Dismore speaks up for river safety

At today’s London Assembly plenary Andrew Dismore AM successfully proposed a motion to support the RNLI’s efforts to reduce deaths by drowning in the Thames. (video here)

Mr Dismore said:

‘It may come as a surprise to some, to learn that significantly more people drown in our river each year than are killed when cycling on our roads.

‘Some drownings will be suicides or self-harm ‘calls for help’, others will be accidents – and of course we can all remember the Marchioness disaster.

‘Tower is the RNLI’s busiest lifeboat station with 540 calls last year- 1/15th of all their calls nationwide with an impressive launch time 90 seconds, with their full-time crews.

‘If they can reach someone in the river within 5 minutes, they have a good chance of saving them; 70% of their calls are for people in the river from bridges or embankments.

‘Services with a role in search and rescue include the Metropolitan Police Service, London Fire Brigade, the Port of London Authority, as well as the RNLI

‘One simple thing that can be done to help speed up emergency attendance, is for people to use 999 to call the Coastguard, who lead on maritime Search and Rescue and mobilise the lifeboats.

‘Encouraging calls to the coastguard can be helped by ensuring that lifebuoy boxes on bridges and embankments display the standardised ‘999 call the coastguard’ signage, which TfL are doing, but not all riparian boroughs have so far.

‘Indeed, between Hays Galleria and City Hall this morning I counted 3 lifebuoy boxes, installed by Southwark, which is good, but none of them had the signs telling people to call the coastguard on 999.

‘In January this year, all river walls and Thames bridges owned by Transport for London (TfL) were inspected for the appropriate distribution of life buoys.  TfL identified that 42 new installations were required, with a further 22 requiring updated information panels.

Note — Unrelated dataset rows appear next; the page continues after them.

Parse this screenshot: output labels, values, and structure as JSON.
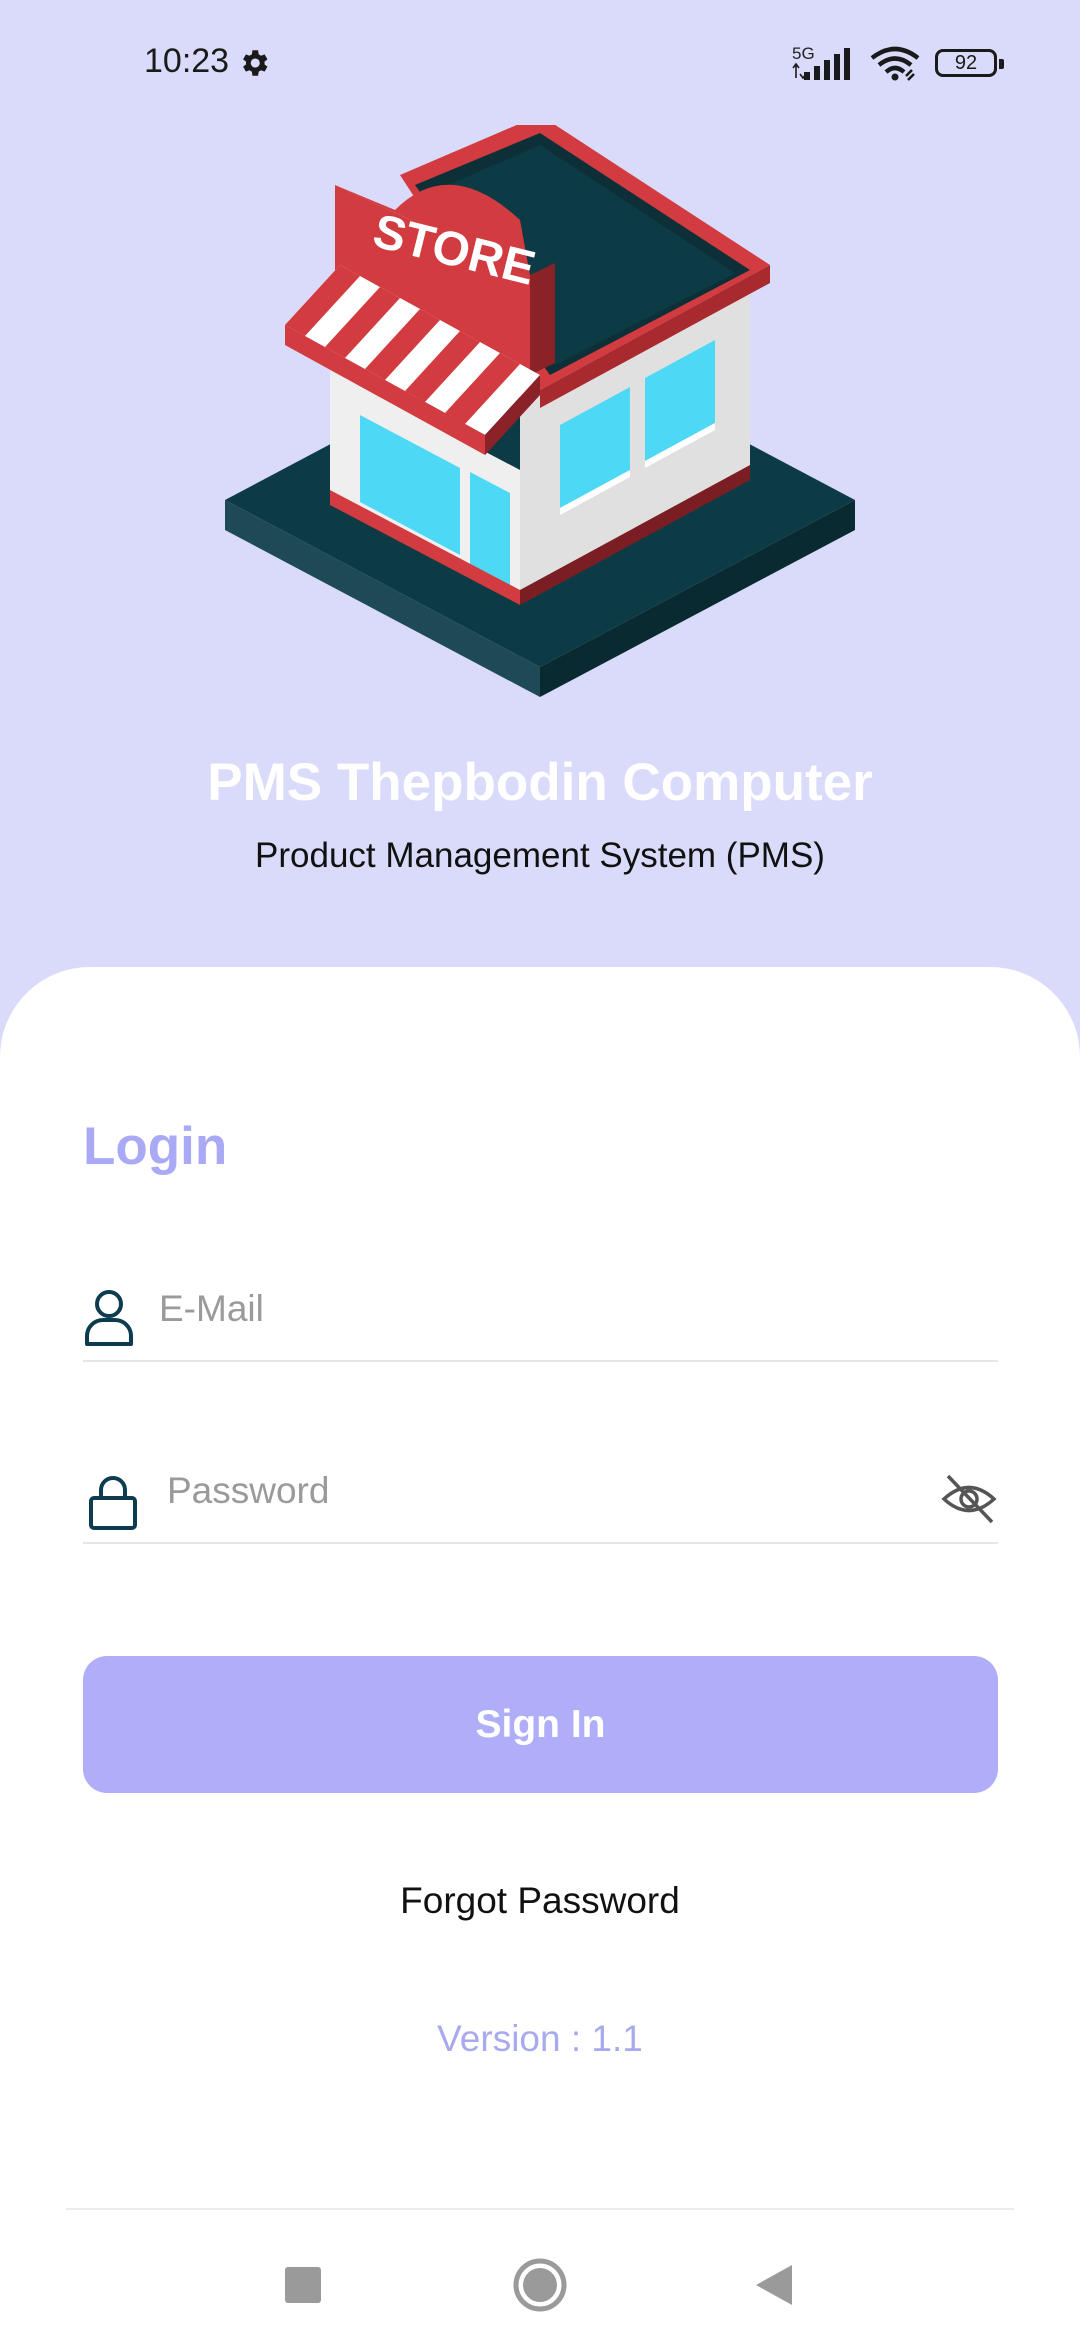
{
  "status_bar": {
    "time": "10:23",
    "network": "5G",
    "battery": "92",
    "icons": [
      "gear-icon",
      "signal-icon",
      "wifi-icon",
      "battery-icon"
    ]
  },
  "header": {
    "store_sign": "STORE",
    "title": "PMS Thepbodin Computer",
    "subtitle": "Product Management System (PMS)"
  },
  "login": {
    "heading": "Login",
    "email_placeholder": "E-Mail",
    "password_placeholder": "Password",
    "signin_label": "Sign In",
    "forgot_label": "Forgot Password",
    "version": "Version : 1.1"
  },
  "nav": {
    "icons": [
      "recents-square-icon",
      "home-circle-icon",
      "back-triangle-icon"
    ]
  },
  "colors": {
    "background": "#dadafa",
    "accent": "#a9a9f5",
    "button": "#b0aef9",
    "icon_dark": "#0d3b4f"
  }
}
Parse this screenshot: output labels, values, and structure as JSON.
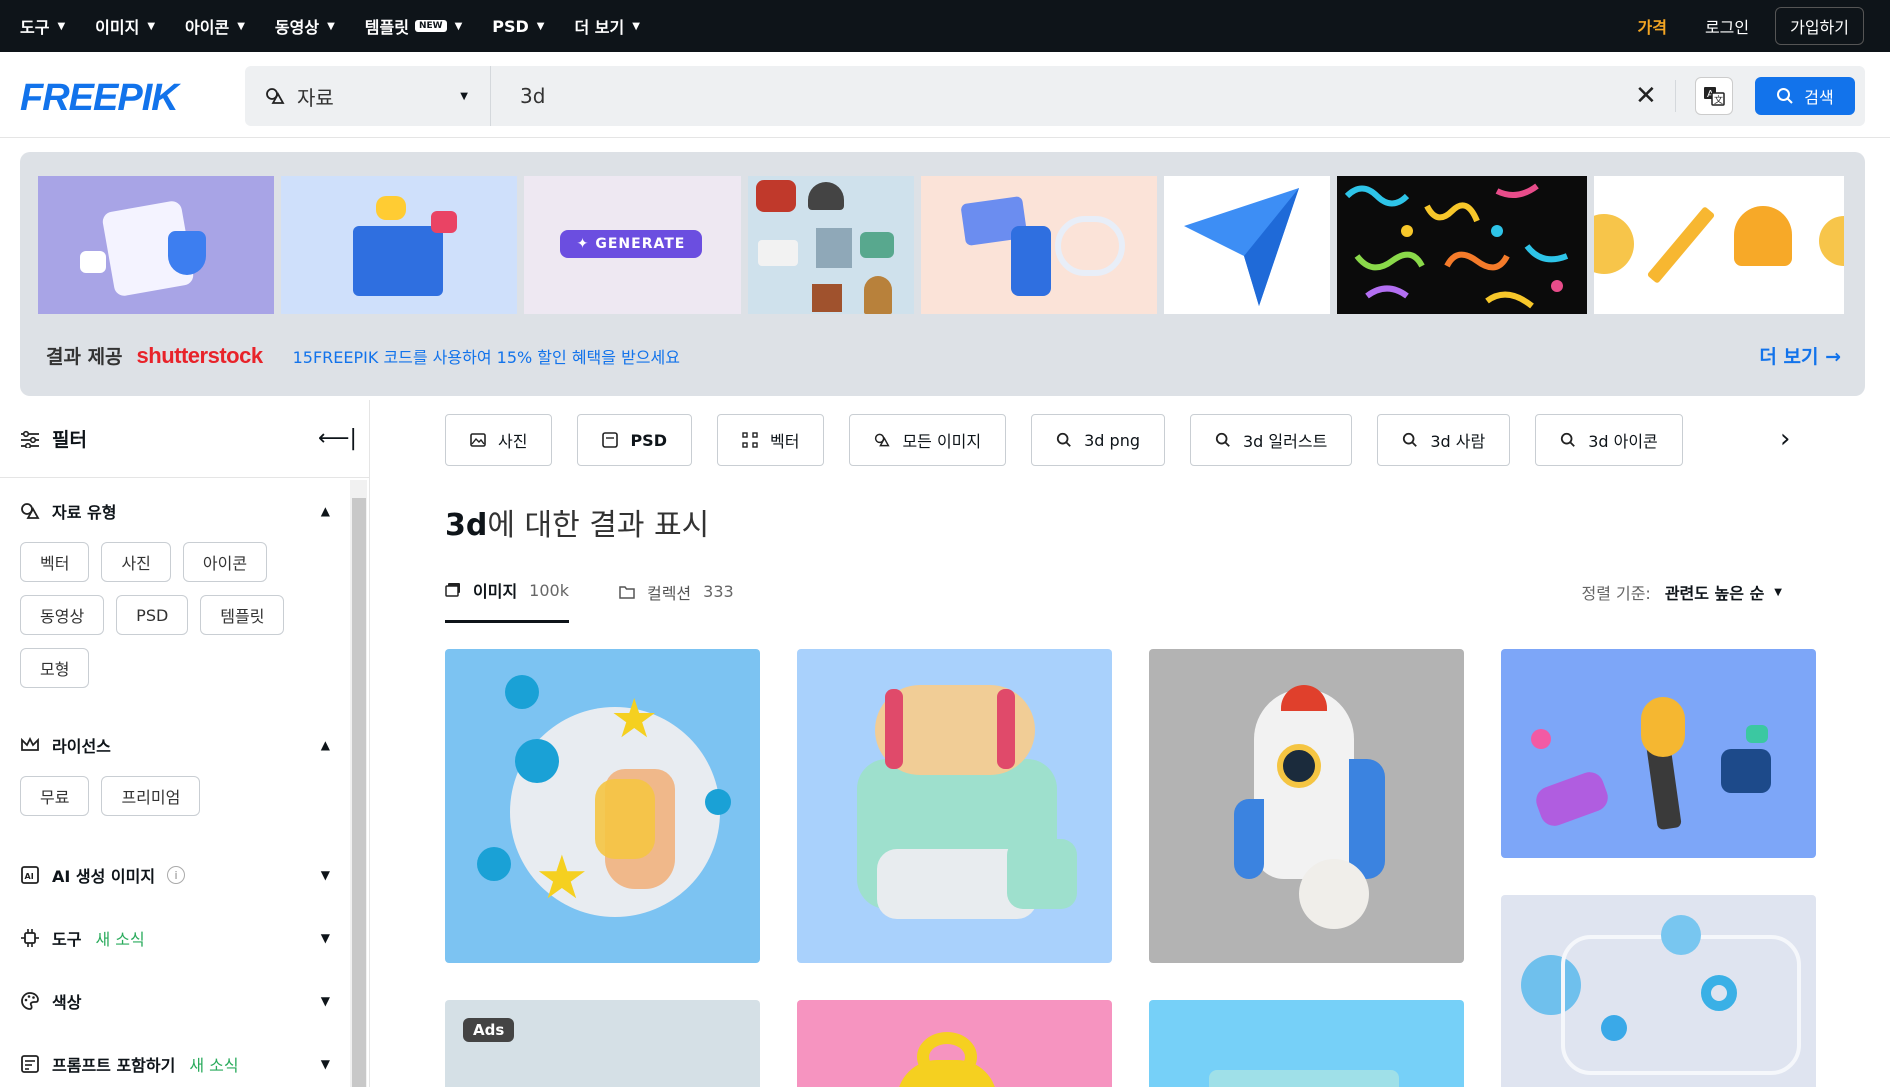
{
  "topnav": {
    "items": [
      {
        "label": "도구",
        "caret": true
      },
      {
        "label": "이미지",
        "caret": true
      },
      {
        "label": "아이콘",
        "caret": true
      },
      {
        "label": "동영상",
        "caret": true
      },
      {
        "label": "템플릿",
        "caret": true,
        "badge": "NEW"
      },
      {
        "label": "PSD",
        "caret": true
      },
      {
        "label": "더 보기",
        "caret": true
      }
    ],
    "price": "가격",
    "login": "로그인",
    "signup": "가입하기"
  },
  "header": {
    "logo": "FREEPIK",
    "type_select": "자료",
    "search_value": "3d",
    "search_button": "검색"
  },
  "banner": {
    "generate_label": "GENERATE",
    "provided_by": "결과 제공",
    "provider": "shutterstock",
    "promo": "15FREEPIK 코드를 사용하여 15% 할인 혜택을 받으세요",
    "more": "더 보기 →"
  },
  "sidebar": {
    "title": "필터",
    "asset_type": {
      "label": "자료 유형",
      "chips": [
        "벡터",
        "사진",
        "아이콘",
        "동영상",
        "PSD",
        "템플릿",
        "모형"
      ]
    },
    "license": {
      "label": "라이선스",
      "chips": [
        "무료",
        "프리미엄"
      ]
    },
    "ai": {
      "label": "AI 생성 이미지"
    },
    "tools": {
      "label": "도구",
      "new": "새 소식"
    },
    "color": {
      "label": "색상"
    },
    "prompt": {
      "label": "프롬프트 포함하기",
      "new": "새 소식"
    }
  },
  "main": {
    "related": [
      {
        "label": "사진",
        "icon": "photo-icon"
      },
      {
        "label": "PSD",
        "icon": "psd-icon"
      },
      {
        "label": "벡터",
        "icon": "vector-icon"
      },
      {
        "label": "모든 이미지",
        "icon": "assets-icon"
      },
      {
        "label": "3d png",
        "icon": "search-icon"
      },
      {
        "label": "3d 일러스트",
        "icon": "search-icon"
      },
      {
        "label": "3d 사람",
        "icon": "search-icon"
      },
      {
        "label": "3d 아이콘",
        "icon": "search-icon"
      }
    ],
    "results_term": "3d",
    "results_suffix": "에 대한 결과 표시",
    "tabs": [
      {
        "label": "이미지",
        "count": "100k"
      },
      {
        "label": "컬렉션",
        "count": "333"
      }
    ],
    "sort_label": "정렬 기준:",
    "sort_value": "관련도 높은 순",
    "ads_label": "Ads"
  }
}
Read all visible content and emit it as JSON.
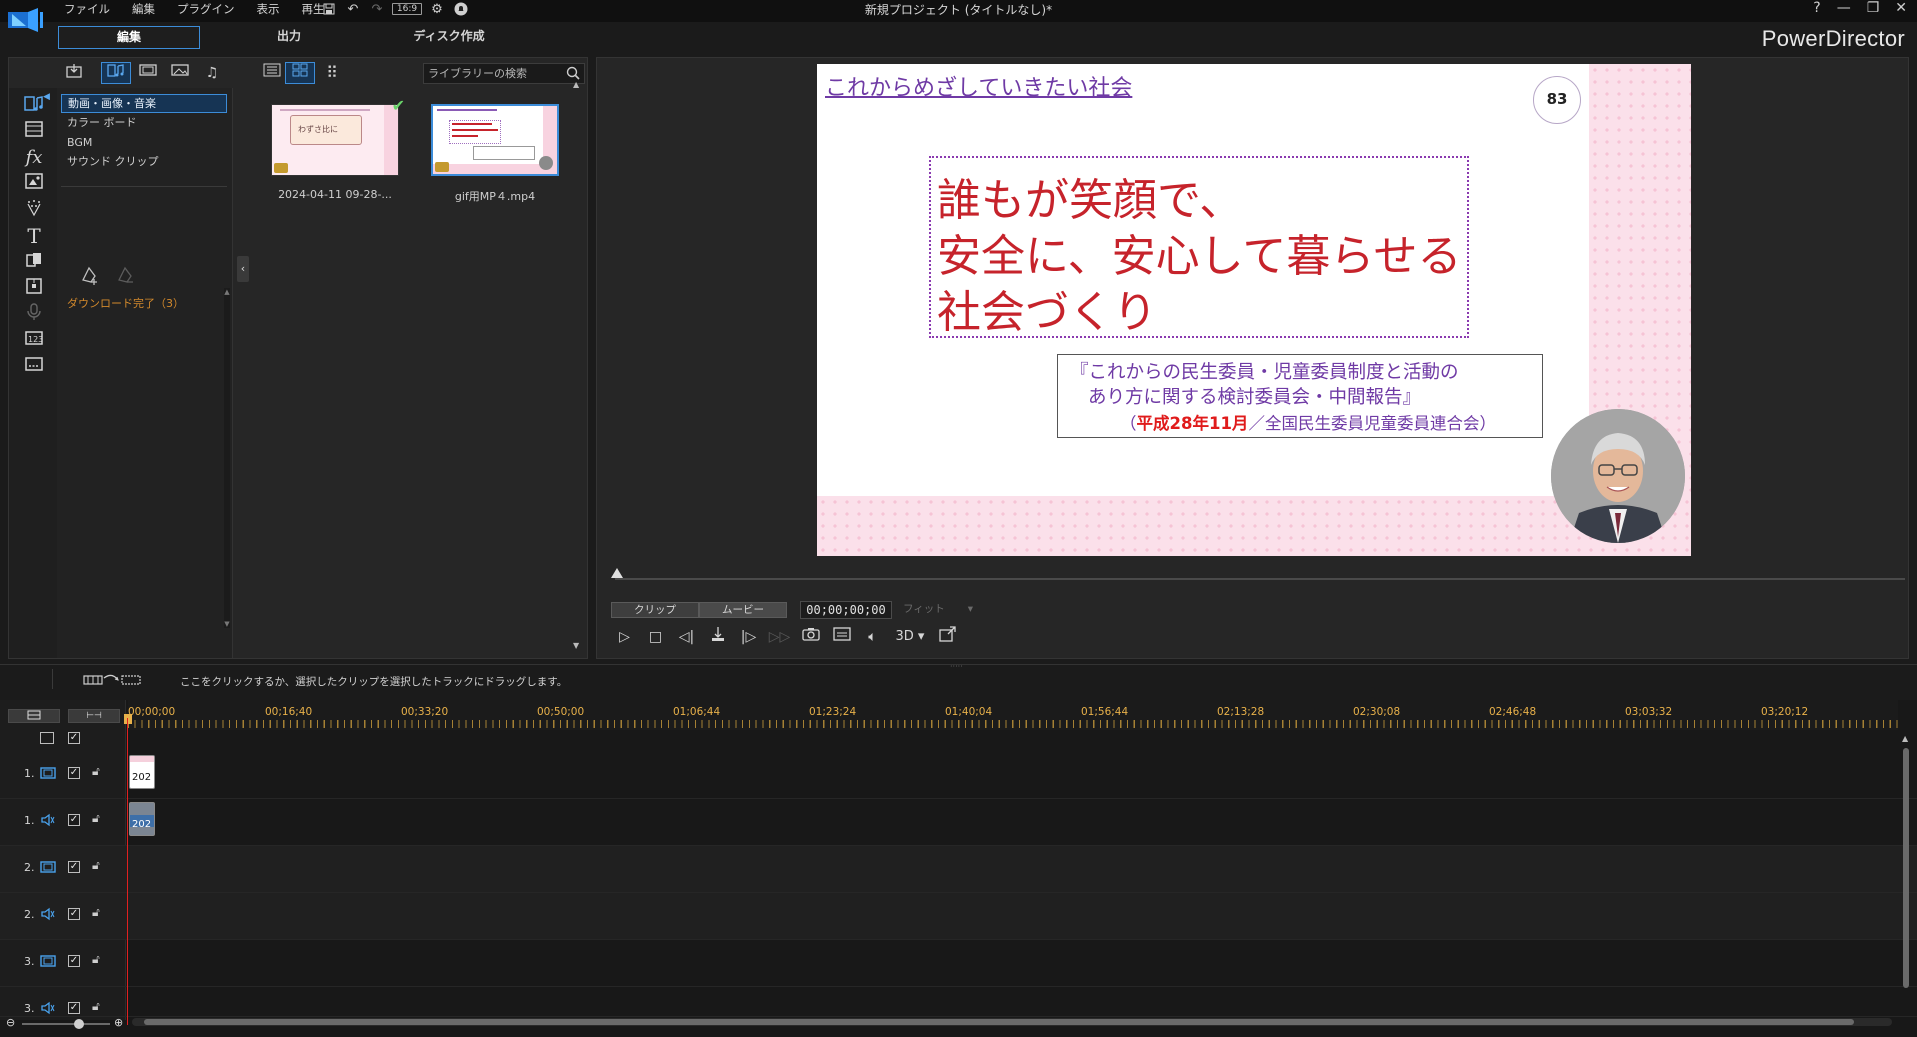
{
  "app": {
    "window_title": "新規プロジェクト (タイトルなし)*",
    "brand": "PowerDirector",
    "menu": [
      "ファイル",
      "編集",
      "プラグイン",
      "表示",
      "再生"
    ],
    "aspect_ratio": "16:9",
    "mode_tabs": [
      "編集",
      "出力",
      "ディスク作成"
    ],
    "window_controls": [
      "?",
      "—",
      "❐",
      "✕"
    ]
  },
  "library": {
    "search_placeholder": "ライブラリーの検索",
    "tree": [
      "動画・画像・音楽",
      "カラー ボード",
      "BGM",
      "サウンド クリップ"
    ],
    "download_done": "ダウンロード完了（3）",
    "media": [
      {
        "label": "2024-04-11 09-28-...",
        "thumb_text": "わずさ比に"
      },
      {
        "label": "gif用MP４.mp4"
      }
    ]
  },
  "preview": {
    "slide": {
      "heading": "これからめざしていきたい社会",
      "number": "83",
      "main_lines": [
        "誰もが笑顔で、",
        "安全に、安心して暮らせる",
        "社会づくり"
      ],
      "quote_line1": "『これからの民生委員・児童委員制度と活動の",
      "quote_line2": "あり方に関する検討委員会・中間報告』",
      "quote_line3_pre": "（",
      "quote_line3_red": "平成28年11月",
      "quote_line3_post": "／全国民生委員児童委員連合会）"
    },
    "mode_clip": "クリップ",
    "mode_movie": "ムービー",
    "timecode": "00;00;00;00",
    "fit": "フィット",
    "threed": "3D"
  },
  "timeline": {
    "hint": "ここをクリックするか、選択したクリップを選択したトラックにドラッグします。",
    "ruler_labels": [
      "00;00;00",
      "00;16;40",
      "00;33;20",
      "00;50;00",
      "01;06;44",
      "01;23;24",
      "01;40;04",
      "01;56;44",
      "02;13;28",
      "02;30;08",
      "02;46;48",
      "03;03;32",
      "03;20;12"
    ],
    "tracks": [
      {
        "num": "1.",
        "type": "video"
      },
      {
        "num": "1.",
        "type": "audio"
      },
      {
        "num": "2.",
        "type": "video"
      },
      {
        "num": "2.",
        "type": "audio"
      },
      {
        "num": "3.",
        "type": "video"
      },
      {
        "num": "3.",
        "type": "audio"
      }
    ],
    "clip_video_label": "202",
    "clip_audio_label": "202"
  },
  "colors": {
    "accent": "#3c8cd8",
    "ruler_text": "#e8b14a",
    "playhead": "#e02020",
    "slide_red": "#c6232b",
    "slide_purple": "#6f3aa5"
  }
}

This was determined using guidance provided by the RNLI. These are scheduled to be installed by the end of this month.

‘A weekly inspection of all TfL equipment is undertaken, with any missing life buoys replaced within 24 hours and damage to the housing repaired within seven days.

‘On piers operated by London River Services, safety equipment is checked daily.

‘Training is also important, for all those who work on and near the river, for example bar staff in pubs on the embankments, security staff, council workers, to know to call the coastguard.

‘We should also bear in mind the substantial development along the riverbank, for example the wide scale development of the East London Thames North Bank. Encouragement is needed for safe and responsible development that ensures water safety is inherent in these newly built environments so as to ensure safe access and egress and safe use of the river by their residents: this ought to be secured by planning conditions.

‘The Thames Water Safety Forum have been working together for two years, first to carry-out an extensive combined multi-agency Community Water Safety Risk Assessment (IRMP) for the river, then to jointly understand the hazards, risks, issues and challenges from this to form a strategic group to deliver interventions to reduce the drowning death toll.

‘They are currently a couple months away from finalising and publishing the strategy, and will need our help and that of the Mayor to publicise and implement it, which is why the motion calls on the Mayor to do all he can to support the efforts of the Thames River Safety Forum to reduce deaths from drowning, to encourage TfL and the riparian boroughs to do the same, and to take a personal interest in improving outcomes.’